Page and application data records ▸
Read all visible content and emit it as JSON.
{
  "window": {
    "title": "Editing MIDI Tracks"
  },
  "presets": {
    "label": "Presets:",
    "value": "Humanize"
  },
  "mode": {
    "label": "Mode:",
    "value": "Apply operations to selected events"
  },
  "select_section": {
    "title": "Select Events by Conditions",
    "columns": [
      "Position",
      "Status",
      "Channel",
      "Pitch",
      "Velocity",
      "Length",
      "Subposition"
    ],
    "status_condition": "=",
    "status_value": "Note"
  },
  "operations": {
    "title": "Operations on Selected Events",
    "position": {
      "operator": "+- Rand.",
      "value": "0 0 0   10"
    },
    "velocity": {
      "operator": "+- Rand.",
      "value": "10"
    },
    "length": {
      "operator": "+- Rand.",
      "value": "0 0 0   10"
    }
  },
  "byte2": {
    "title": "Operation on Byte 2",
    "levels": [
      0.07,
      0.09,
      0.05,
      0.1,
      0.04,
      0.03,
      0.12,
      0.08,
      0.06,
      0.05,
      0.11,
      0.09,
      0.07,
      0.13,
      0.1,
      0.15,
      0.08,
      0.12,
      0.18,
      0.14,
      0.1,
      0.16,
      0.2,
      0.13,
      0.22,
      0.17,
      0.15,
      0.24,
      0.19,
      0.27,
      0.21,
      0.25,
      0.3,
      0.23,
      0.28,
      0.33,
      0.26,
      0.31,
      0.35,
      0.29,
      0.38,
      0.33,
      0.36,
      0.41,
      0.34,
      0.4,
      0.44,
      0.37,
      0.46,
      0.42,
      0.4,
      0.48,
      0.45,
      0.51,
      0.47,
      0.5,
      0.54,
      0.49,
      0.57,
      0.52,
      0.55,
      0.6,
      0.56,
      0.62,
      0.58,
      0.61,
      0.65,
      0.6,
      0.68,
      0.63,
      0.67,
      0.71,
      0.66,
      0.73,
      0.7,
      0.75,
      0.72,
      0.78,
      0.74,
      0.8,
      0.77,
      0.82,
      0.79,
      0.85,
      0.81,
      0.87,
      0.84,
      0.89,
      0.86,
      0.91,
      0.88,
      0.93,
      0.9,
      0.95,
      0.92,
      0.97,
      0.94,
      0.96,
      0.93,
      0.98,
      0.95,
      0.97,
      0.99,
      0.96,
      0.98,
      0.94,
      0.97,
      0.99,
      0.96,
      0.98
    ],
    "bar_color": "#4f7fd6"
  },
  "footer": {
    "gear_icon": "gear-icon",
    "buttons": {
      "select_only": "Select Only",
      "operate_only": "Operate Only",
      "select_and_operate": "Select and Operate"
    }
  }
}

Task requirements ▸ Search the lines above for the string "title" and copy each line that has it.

Output for this exercise ▸
    "title": "Editing MIDI Tracks"
    "title": "Select Events by Conditions",
    "title": "Operations on Selected Events",
    "title": "Operation on Byte 2",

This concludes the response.